Beyoncé is an undeniable force of nature in today’s pop culture landscape. Her multiple multi-million dollar endorsements and sold out world tours over her years in the business have solidified her not only as an incredible performer, but also as a valuable asset for consumerism. Beyoncé has established her own brand identity as a powerful, independent, “girl-power” role model and entertainer over her decade long career. Going beyond Beyoncé’s fan merchandise such as t-shirts, books, and cups sold at her concerts, she has been paid millions to be the face of large brands such as L’oreal, Emporio Armani, Got Milk?, Nintendo, and most recently, Pepsi. Robert Goldman and Stephen Papson’s “Advertising in the Age of Accelerated Meaning” states, “Advertisements are structured to boost the value of commodity brand names by attaching them to images that possess social and cultural value” (81). By aligning Beyoncé’s image with a brand, the ideologies of Beyoncé are pushed onto that brand or product; hopefully mutually beneficial to both Beyoncé’s brand and the brand’s image.

            Beyoncé’s most recent advertisement for her new world tour, entitled “The Mrs. Carter Show World Tour,” is a high-production, sleek, and over the top spectacle. While the previous assessment of this commercial provides one great and valid analysis of the advertisement, a more critical depiction of the contradictions between the ideologies in this ad and Beyoncé’s brand identity provide an alternative reading of the advertisement.

            When one thinks of Beyoncé as a brand he or she associates her energetic performances, beauty, elegance, sexy yet wholesome image, and girl power music collection. These are the ideologies consumers are interpolated by and want to buy into in order to embody the image of “Beyoncé”. An immediate contradiction between her brand and this commercial is the title of her upcoming tour, “The Mrs. Carter Show World Tour.” Whereas the majority of her most popular singles “Single Ladies (Put a Ring on It)”, “Run The World (Girls)”, and “Independent Women Pt. I” radiate female independence and girl power; her newest tour’s title conforms to traditional norms of women taking their husband’s surnames. The adorning of her husband’s photo onto her lavish corset can be viewed as an act of marking herself as an object of his possession. Her husband, Jay-Z, is also headlining a major tour this year, however, he did not name his the “The Mr. Beyoncé Knowles Show.” Her naming her tour after her husband is accepted as normal as it aligns with the traditional societal narrative of women taking their husband’s last names. If Jay-Z were to name his show after his wife, it would be sure to create more controversy because it would go against conventional gender narratives.
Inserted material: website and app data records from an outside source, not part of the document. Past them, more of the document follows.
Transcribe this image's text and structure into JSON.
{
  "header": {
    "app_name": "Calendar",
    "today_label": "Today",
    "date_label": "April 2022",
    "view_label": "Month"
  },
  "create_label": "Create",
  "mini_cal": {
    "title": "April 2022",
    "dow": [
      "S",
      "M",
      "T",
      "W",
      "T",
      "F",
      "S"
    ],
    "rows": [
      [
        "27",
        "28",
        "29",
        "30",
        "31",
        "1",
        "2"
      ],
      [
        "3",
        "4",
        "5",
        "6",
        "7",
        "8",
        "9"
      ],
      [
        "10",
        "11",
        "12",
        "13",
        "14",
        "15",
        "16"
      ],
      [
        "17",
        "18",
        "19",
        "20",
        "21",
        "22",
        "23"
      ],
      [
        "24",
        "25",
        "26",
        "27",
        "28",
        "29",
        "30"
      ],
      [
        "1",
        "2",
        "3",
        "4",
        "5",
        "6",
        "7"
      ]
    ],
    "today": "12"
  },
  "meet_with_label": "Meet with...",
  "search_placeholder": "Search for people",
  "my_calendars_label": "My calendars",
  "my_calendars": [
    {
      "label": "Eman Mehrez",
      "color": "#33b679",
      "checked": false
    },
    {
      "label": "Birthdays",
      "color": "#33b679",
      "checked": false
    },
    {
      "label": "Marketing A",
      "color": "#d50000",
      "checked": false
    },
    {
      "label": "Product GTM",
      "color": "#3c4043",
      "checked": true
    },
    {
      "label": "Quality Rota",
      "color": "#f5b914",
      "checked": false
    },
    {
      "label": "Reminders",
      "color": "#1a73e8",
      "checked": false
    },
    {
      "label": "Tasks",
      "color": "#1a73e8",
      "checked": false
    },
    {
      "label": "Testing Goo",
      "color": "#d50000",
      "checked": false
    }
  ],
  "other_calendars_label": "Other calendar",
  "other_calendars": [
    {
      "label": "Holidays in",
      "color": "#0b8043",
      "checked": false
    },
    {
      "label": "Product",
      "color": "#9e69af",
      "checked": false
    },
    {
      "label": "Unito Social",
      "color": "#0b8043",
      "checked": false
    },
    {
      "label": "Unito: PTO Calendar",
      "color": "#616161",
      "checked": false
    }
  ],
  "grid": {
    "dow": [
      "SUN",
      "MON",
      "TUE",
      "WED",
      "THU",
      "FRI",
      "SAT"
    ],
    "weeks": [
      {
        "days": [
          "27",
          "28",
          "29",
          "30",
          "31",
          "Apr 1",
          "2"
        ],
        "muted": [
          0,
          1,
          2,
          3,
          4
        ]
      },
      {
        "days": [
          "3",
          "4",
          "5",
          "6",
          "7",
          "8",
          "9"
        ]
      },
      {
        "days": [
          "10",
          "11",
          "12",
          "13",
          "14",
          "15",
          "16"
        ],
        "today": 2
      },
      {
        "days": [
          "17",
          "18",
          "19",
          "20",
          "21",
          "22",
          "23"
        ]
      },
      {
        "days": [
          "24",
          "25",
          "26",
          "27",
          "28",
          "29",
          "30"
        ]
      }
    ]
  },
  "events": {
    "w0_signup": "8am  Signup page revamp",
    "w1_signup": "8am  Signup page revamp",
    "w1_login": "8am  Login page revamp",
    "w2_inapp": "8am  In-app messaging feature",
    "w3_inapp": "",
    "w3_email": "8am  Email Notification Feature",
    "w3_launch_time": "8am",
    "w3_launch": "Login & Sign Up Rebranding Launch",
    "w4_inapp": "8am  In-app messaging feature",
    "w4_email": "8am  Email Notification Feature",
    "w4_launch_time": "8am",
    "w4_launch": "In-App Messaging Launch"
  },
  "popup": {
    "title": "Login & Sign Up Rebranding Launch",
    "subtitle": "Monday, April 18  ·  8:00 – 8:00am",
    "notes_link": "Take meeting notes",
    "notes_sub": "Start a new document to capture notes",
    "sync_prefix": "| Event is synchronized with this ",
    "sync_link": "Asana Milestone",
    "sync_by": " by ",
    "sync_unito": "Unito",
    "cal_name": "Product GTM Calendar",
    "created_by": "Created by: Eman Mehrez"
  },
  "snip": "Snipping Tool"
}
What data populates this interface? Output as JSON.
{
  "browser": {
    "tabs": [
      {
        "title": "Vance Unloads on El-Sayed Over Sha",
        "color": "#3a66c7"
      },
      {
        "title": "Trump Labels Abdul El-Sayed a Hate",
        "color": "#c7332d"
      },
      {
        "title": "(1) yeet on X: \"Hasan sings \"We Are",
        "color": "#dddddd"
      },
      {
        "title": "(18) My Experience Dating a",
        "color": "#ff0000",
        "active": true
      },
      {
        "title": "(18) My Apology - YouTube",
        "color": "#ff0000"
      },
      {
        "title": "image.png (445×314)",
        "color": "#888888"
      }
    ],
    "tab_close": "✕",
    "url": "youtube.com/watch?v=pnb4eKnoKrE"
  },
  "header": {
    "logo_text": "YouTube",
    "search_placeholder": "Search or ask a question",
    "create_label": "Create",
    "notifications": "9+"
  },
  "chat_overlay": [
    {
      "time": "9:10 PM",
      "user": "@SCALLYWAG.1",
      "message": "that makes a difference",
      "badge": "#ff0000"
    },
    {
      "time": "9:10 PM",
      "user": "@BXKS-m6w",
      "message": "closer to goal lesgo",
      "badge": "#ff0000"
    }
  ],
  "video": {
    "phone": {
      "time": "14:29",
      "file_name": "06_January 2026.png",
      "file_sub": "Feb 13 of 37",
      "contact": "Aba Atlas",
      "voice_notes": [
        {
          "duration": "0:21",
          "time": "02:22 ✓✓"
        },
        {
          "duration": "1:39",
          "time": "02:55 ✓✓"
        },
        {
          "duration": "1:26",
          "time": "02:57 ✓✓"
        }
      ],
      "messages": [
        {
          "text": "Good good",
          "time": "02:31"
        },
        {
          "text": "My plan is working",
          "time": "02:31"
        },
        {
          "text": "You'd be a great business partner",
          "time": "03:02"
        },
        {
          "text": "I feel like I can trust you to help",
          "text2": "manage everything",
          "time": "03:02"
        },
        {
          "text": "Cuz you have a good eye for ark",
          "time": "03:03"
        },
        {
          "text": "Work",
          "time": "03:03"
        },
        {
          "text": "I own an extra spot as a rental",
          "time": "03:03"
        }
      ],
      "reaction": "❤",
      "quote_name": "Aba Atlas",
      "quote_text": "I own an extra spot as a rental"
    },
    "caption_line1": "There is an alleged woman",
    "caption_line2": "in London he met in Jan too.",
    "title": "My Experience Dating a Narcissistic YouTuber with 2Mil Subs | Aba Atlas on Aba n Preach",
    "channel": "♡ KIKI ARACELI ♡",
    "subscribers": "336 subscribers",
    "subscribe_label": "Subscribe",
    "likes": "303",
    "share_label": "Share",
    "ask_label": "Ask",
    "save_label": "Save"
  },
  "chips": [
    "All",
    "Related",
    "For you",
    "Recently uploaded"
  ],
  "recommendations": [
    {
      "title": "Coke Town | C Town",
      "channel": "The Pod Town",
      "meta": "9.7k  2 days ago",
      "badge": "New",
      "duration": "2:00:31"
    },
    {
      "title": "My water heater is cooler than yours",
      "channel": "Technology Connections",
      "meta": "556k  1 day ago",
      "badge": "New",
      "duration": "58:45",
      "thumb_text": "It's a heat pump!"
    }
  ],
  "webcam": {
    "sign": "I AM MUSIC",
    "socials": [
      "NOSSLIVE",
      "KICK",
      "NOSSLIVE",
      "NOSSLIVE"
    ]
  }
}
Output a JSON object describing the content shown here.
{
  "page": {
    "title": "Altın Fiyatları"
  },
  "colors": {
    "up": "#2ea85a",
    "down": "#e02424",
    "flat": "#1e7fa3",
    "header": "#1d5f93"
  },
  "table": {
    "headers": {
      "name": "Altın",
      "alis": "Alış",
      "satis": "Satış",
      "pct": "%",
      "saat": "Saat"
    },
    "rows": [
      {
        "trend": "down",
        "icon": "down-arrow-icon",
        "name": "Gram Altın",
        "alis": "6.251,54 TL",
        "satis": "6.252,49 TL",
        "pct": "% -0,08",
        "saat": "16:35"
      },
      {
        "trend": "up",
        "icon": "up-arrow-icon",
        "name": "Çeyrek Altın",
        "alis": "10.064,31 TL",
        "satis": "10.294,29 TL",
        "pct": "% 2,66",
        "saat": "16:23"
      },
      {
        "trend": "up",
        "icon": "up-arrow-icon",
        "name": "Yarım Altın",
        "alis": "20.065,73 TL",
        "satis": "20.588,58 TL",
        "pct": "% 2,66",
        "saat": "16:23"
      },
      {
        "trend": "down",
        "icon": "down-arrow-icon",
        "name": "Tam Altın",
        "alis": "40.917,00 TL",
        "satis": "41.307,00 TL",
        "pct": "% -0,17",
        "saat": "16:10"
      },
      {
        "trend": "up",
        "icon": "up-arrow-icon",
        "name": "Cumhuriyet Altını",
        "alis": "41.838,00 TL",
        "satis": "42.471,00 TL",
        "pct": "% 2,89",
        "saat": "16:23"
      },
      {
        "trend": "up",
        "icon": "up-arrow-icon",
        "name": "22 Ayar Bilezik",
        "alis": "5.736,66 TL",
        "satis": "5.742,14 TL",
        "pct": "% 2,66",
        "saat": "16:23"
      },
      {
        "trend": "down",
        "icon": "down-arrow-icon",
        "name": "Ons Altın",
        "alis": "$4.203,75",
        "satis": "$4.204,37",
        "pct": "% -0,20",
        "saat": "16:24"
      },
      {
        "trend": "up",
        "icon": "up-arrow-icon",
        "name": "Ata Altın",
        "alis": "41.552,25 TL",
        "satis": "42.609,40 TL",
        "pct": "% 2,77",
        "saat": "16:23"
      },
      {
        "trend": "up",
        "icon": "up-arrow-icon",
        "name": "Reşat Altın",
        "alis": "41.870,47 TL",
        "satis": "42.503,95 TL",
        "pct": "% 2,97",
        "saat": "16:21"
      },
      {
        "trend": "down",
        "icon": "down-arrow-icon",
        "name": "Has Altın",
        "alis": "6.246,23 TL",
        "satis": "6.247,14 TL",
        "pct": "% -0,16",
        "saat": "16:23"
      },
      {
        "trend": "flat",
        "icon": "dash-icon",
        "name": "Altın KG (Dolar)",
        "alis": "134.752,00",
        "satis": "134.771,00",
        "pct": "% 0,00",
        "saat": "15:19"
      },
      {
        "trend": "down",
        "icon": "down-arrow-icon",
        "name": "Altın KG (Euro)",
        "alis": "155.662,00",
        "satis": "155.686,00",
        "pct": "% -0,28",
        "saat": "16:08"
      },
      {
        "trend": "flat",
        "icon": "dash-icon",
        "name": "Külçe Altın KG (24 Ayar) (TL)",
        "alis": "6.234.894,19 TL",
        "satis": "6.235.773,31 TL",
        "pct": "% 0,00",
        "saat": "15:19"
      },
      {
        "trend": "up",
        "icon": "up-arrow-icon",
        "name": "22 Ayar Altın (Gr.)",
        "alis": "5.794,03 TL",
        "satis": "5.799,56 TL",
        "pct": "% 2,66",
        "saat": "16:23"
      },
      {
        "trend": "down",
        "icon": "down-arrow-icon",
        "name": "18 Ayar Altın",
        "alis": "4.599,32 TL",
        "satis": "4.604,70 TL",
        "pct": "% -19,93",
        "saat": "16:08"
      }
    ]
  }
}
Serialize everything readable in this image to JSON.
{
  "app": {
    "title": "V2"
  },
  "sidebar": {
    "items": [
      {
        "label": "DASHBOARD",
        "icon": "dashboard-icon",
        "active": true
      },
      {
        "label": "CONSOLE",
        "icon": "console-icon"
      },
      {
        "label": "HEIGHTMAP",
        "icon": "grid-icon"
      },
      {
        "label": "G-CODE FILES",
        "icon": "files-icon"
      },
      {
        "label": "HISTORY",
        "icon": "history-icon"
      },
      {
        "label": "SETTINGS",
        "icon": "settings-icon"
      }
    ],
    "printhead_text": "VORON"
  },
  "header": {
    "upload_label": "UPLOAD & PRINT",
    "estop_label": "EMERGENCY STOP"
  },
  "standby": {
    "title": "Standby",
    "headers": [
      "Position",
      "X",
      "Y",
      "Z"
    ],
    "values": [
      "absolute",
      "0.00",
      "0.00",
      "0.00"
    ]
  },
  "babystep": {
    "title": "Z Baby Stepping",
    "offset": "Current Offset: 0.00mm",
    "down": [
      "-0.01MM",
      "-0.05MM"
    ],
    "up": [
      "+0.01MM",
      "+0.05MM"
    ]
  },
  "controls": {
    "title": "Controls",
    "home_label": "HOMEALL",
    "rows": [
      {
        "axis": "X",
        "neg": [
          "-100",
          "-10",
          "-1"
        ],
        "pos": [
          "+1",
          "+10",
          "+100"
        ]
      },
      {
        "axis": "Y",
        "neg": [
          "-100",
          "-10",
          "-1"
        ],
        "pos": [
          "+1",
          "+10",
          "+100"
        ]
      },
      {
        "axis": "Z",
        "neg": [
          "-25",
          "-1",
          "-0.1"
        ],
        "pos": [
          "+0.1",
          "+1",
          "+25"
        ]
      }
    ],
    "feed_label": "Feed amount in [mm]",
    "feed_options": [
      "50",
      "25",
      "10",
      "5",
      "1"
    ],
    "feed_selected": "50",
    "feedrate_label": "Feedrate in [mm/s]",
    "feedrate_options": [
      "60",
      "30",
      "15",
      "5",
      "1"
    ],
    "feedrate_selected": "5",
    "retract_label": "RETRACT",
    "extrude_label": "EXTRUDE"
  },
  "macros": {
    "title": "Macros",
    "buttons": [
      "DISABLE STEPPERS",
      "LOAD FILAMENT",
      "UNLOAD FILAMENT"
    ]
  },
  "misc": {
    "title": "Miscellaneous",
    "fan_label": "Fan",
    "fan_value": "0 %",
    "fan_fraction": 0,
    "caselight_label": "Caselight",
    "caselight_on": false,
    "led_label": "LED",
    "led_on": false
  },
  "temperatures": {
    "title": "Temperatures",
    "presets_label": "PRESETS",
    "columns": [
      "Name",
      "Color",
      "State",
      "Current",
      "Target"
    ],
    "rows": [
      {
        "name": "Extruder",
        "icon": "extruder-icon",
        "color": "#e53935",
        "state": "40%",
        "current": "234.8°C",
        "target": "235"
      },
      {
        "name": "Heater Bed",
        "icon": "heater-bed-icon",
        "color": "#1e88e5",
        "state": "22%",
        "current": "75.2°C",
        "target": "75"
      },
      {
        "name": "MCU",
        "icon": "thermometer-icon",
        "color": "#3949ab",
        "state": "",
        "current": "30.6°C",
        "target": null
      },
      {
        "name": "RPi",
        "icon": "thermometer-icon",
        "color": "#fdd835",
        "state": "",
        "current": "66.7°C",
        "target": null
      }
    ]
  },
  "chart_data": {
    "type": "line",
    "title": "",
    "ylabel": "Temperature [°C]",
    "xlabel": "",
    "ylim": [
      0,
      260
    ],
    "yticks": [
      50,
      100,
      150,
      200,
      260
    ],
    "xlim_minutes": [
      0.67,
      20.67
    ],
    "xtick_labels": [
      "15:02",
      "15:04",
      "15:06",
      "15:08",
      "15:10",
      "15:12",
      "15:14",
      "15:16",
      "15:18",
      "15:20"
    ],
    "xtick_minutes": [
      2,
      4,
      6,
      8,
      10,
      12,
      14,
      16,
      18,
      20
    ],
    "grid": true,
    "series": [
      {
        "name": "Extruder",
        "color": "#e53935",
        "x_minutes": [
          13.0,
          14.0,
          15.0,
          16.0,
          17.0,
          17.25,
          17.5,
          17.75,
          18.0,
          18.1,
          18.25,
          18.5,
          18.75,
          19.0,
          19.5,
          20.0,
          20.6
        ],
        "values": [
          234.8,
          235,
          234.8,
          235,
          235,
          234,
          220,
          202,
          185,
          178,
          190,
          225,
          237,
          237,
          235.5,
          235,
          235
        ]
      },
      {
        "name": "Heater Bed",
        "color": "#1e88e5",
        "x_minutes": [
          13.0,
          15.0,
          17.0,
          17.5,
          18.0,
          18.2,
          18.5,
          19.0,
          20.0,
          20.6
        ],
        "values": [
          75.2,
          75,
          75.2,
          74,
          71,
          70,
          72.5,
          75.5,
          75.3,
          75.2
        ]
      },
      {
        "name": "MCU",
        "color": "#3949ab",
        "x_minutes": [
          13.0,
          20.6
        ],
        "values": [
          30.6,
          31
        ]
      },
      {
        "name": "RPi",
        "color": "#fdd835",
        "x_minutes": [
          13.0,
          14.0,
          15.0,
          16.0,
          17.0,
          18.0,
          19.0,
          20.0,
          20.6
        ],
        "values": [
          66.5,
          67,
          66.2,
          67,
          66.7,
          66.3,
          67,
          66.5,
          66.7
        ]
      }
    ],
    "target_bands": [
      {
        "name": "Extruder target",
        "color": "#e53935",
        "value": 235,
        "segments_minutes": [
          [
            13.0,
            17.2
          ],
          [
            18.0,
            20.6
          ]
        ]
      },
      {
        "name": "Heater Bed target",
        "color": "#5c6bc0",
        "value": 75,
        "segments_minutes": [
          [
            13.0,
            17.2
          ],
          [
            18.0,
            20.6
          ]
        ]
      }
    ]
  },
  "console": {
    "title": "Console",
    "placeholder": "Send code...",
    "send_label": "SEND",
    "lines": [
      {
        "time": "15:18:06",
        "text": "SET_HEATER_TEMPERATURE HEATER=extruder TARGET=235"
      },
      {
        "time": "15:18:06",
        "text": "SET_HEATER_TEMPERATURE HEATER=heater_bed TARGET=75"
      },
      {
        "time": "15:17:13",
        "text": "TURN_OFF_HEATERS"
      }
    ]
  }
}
            Beyoncé’s luxurious attire in the commercial is reminiscent of centuries old royalty. Although having proclaimed herself “King B” as an act of defying gender role restrictions and asserting her equality to men, Beyoncé conforms to the visual representations of sexy, feminine women in this advertisement. The commercial shows Beyoncé having her presumed servants tie her into her sparkly, tight corset, zip up her thigh high boots, lock in a gold cage on her hips, and place a small crown off centered on her head. Although her outfit can be viewed as regal and luxurious, it is a very sexualized version of a regal queen. The zoomed in shots of just her body parts aids the viewer in viewing her body as a sexual object for the audience to fawn over and consume. The tight corset is famous for being uncomfortable fashion for women throughout history; however, this paired with her thigh high boots plays on the male fantasy of desire. Goldman and Papson discuss the suppression of inequalities in advertisements. The ideology of “suffering pain for fashion” applies only to females in our society and her attire glamorizes the pain that such an outfit can cause. It reinforces the norm that women should sacrifice their comfort in order to sexually please heterosexual males. Her demeanor in the commercial is strong, yet her sexualized attire carries associations of a time in history when women were seen and not heard. This contradicts her independent “King B” image and conforms to the societal norm of sexualizing and objectifying women in the media.

            An interesting question to ponder is whether Beyoncé’s brand would be as successful is she did not follow the norm of sexualizing women in the media? Does Beyoncé’s power lie in her sexuality? If she were to be completely covered and dressed as a true king, instead of sexualized queen, would she still have such a presence in pop culture? Probably not. Successful advertisements contain codes of societal norms for its audience to read and interpret straightforwardly. If Beyoncé truly took on her male persona “King B,” and abandoned traditional sexy feminine characteristics the majority of society would not know what to make of her.